I was a bit surprised Dr. Hoff decided against chemotherapy. The bottom line for him is that there is no good evidence that more chemotherapy at this point would make any difference in long term survival. Some doctors give as much as they can get away with -- "just to be sure". (Reminds me of the motto of a certain father-in-law - "anything worth doing is worth overdoing.") Dr. Hoff's response to this is "show me the data." If there were no detrimental effects of the chemo, he said he might be inclined to give me more. But the Xeloda I took after liver surgery was really wearing on my liver. Not only did the CEA climb, but my liver enzyme numbers were telling a story that the drug was damaging my body. To Christine and I, he seemed overall to be making the most life-affirming decision.

Dr. Hoff tells me that there is about a 50% chance that I am cured. We will not know until years have passed. This is far better than the dismal numbers (under 10%) I started out with. I thank you all for your earnest prayers for me. Would you continue praying that this will not return?

Saturday, July 3, 2004

"Good news"

When Dr. Vauthey opened the door to the examination room, it ended a nine-day grueling wait. "Good news", he said. All six biopsies tested negative for cancer. I sat stunned, overwhelmed with relief, gladness, and thanksgiving. After the short conversation and departure of Dr. Vauthey and his cohort, Christine and I sat there quietly for a moment. There were no words. Together we whispered "Praise God from whom all blessings flow..."

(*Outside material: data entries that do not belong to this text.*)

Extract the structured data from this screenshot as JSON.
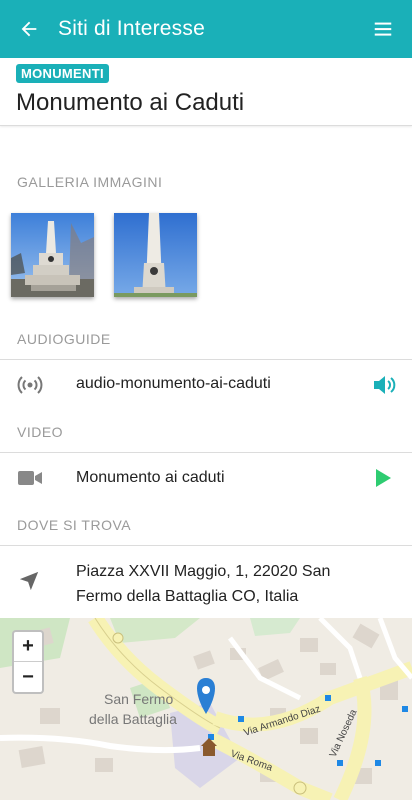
{
  "appbar": {
    "title": "Siti di Interesse",
    "back_icon": "arrow-left-icon",
    "menu_icon": "hamburger-menu-icon",
    "color": "#1ab0b8"
  },
  "header": {
    "category_badge": "MONUMENTI",
    "title": "Monumento ai Caduti"
  },
  "gallery": {
    "label": "GALLERIA IMMAGINI",
    "images": [
      "monument-photo-1",
      "monument-photo-2"
    ]
  },
  "audioguide": {
    "label": "AUDIOGUIDE",
    "item": "audio-monumento-ai-caduti",
    "icon": "broadcast-icon",
    "action_icon": "speaker-icon"
  },
  "video": {
    "label": "VIDEO",
    "item": "Monumento ai caduti",
    "icon": "video-camera-icon",
    "action_icon": "play-icon",
    "play_color": "#2ecc71"
  },
  "location": {
    "label": "DOVE SI TROVA",
    "address": "Piazza XXVII Maggio, 1, 22020 San Fermo della Battaglia CO, Italia",
    "icon": "navigation-arrow-icon"
  },
  "map": {
    "zoom_in": "+",
    "zoom_out": "−",
    "place_label_1": "San Fermo",
    "place_label_2": "della Battaglia",
    "streets": [
      "Via Armando Diaz",
      "Via Roma",
      "Via Noseda"
    ],
    "marker_color": "#2a7fd4"
  }
}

Around here, there always seem to be cautious nuances to be made, and this case was no exception. It is possible that the six biopsies missed the nodule. As you may recall, it was nearly impossible to see the nodule with the ultrasound. But that is why the doctor took six shots at the area. Also, there was an odd finding of scar tissue in the area. This area happens to be one of the places where I have actually not had surgery before, so that remains an unresolved question. Because of these two issues, my case will once again be presented at the weekly GI oncology conference next Tuesday to determine whether further investigation is needed. Dr. Vauthey indicated that he is content that we are not looking at a recurrence and that I will most likely not need any further investigation at this time.

We will stay here through Monday, when I will meet with Dr. Hoff to chart out our plan of attack from here and decide whether more preventative chemotherapy should be taken at this time.

The past week has been one of intense struggles deep in my soul. Parts of my mind were constantly in combat with others. Trains of thought were stopped by reminders of truth, which were in turn undercut by chaotic deconstructions. The dark cloud of death, which is ever present in all of our lives, seemed so close to me. Engaging in intentional distractions or platitude thinking only seem to make things worse for me. I need something stronger. Scripture was usually the place where stability could be found. Additionally, my wife and my dear friend pastor Robert Cook from Christ the King Church helped me in my deep tactical maneuvering. Also helpful were expressions of support from those sharing my burden - the Jonssons and Ragans, my family, and many others of you. I believe that I reached a rare quiet point of spiritual victory the morning of the appointment. That morning was quite sweet even though I did not know the outcome of the test.

It is only after the battle that I realize just how difficult the struggle was. In the hours since the appointment, every ten minutes or so, I breathe a hearty sigh and drink gladness that this particular battle is over. I look back on this week with great thanksgiving. I believe I have a greatly improved arsenal of applied Christian truth. I believe it was a very cathartic week... a time of getting to know myself clearer and my Lord closer. This is a good thing, as there will be more battles to come.